Pillen announces $234 million in grants to North and South Omaha businesses, nonprofits

Jan. 27, 2024, 6 a.m. ·

Nebraska Gov. Jim Pillen was joined by Greater Omaha Chamber Board Chair Carmen Tapio, Omaha Mayor Jean Stothert, Department of Economic Development Director K.C. Belitz at a press event in North Omaha Friday. (Photo by Brian Beach/Nebraska Public Media News)

Gov. Jim Pillen visited North and South Omaha on Friday to announce the grant recipients from the North and South Omaha Recovery Grant Program.

“Today is a historic day, a historic day for Nebraska, a historic day for Omaha,” he told a crowded room in North Omaha’s Metropolitan Community College. “It’s not every day you can administer grants to a total of almost $240 million dollars for North and South Omaha.”

According to the Nebraska Department of Economic Development (DED), 130 grants were awarded in total, amounting to more than $234 million.

Nearly half that amount went to a category the DED called ‘placemaking infrastructure,’ including $64 million to two redevelopment projects in South Omaha through the Canopy South nonprofit.

Small businesses received 77 grants totaling $46 million, with $35 million of that going toward four businesses. More than 50 small businesses received grants of $50,000.

Other grants went to cultural centers, entrepreneurship programs and workforce development.

Nebraska Department of Economic Development Director K.C. Belitz said the money was split relatively evenly between North and South Omaha.

According to Belitz, $115 million of grants are going to North Omaha, $111 million to South Omaha and $7 million to projects benefiting both communities.

“This is a transformational opportunity for this neighborhood, for these grantees and all of their neighbors that they serve,” Belitz said.

Pillen gave special thanks to North Omaha State Sens. Terrell McKinney and Justin Wayne and South Omaha State Sens.
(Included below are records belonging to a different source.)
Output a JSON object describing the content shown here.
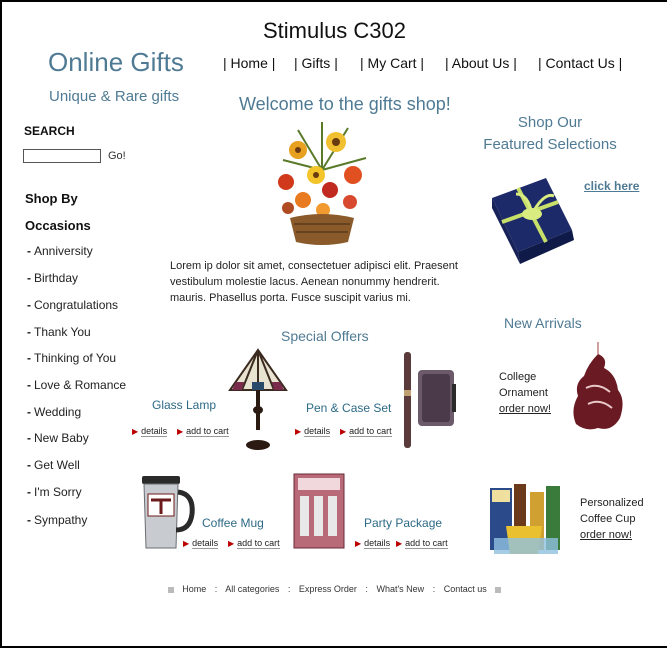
{
  "stimulus_title": "Stimulus C302",
  "header": {
    "logo": "Online Gifts",
    "tagline": "Unique & Rare gifts",
    "nav": [
      "| Home |",
      "| Gifts |",
      "| My Cart |",
      "| About Us |",
      "| Contact Us |"
    ]
  },
  "welcome": "Welcome to the gifts shop!",
  "search": {
    "label": "SEARCH",
    "value": "",
    "go": "Go!"
  },
  "sidebar": {
    "heading_line1": "Shop By",
    "heading_line2": "Occasions",
    "items": [
      "Anniversity",
      "Birthday",
      "Congratulations",
      "Thank You",
      "Thinking of You",
      "Love & Romance",
      "Wedding",
      "New Baby",
      "Get Well",
      "I'm Sorry",
      "Sympathy"
    ]
  },
  "featured": {
    "line1": "Shop Our",
    "line2": "Featured Selections",
    "link": "click here"
  },
  "intro_text": "Lorem ip dolor sit amet, consectetuer adipisci elit. Praesent vestibulum molestie lacus. Aenean nonummy hendrerit. mauris. Phasellus porta. Fusce suscipit varius mi.",
  "special_offers": {
    "title": "Special Offers",
    "details_label": "details",
    "add_label": "add to cart",
    "products": [
      "Glass Lamp",
      "Pen & Case Set",
      "Coffee Mug",
      "Party Package"
    ]
  },
  "new_arrivals": {
    "title": "New Arrivals",
    "ornament": {
      "line1": "College",
      "line2": "Ornament",
      "link": "order now!"
    },
    "coffee": {
      "line1": "Personalized",
      "line2": "Coffee Cup",
      "link": "order now!"
    }
  },
  "footer": [
    "Home",
    "All categories",
    "Express Order",
    "What's New",
    "Contact us"
  ],
  "colors": {
    "accent": "#4f7a93",
    "product_name": "#2d6a86",
    "arrow": "#bb0000"
  }
}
Mike McDonnell and Tony Vargas for their work on the project.

McDonnell and Vargas were both in attendance at the governor’s South Omaha press event, but McKinney and Wayne did not attend either event.

Instead, the North Omaha senators released a statement Friday saying the state’s investment “fell short of the transformative promise envisioned by the Legislature.”

“Sadly, this will ultimately continue to perpetuate the community's reliance on nonprofit projects rather than helping to build an economically self-sustaining community,” they wrote.

In a post on X, formerly Twitter, Wayne also expressed concern that individuals accepting lower amounts of grant funding than initially requested could be set up to fail and face legal consequences if they can’t deliver on their projects.

Vargas said he helped prioritize many of the grant recipient projects through his work on the Economic Recovery Special Committee and called the investment an “awesome way” to end his eight-year tenure in the Legislature.

“I don't agree with every single thing that was identified, but overwhelmingly, more than 80% of it, I do,” Vargas told Nebraska Public Media News. “What's more important is now we have to hold accountable any of the projects, no matter what they are. We have to make sure to support them, hold them accountable, elevate them, because this is about good for the east side of Omaha, for North and South Omaha.”

Sen. Mike McDonnell had an overwhelmingly enthusiastic outlook on the grant funding and said he expects the Omaha investment to impact the entire state.

“Something like this has a ripple effect of so much positive energy and so many people having the opportunity to take that work ethic, those ideas and dreams, turn them into a reality and actually help employ other people to then actually propel their dreams into the future,” he said.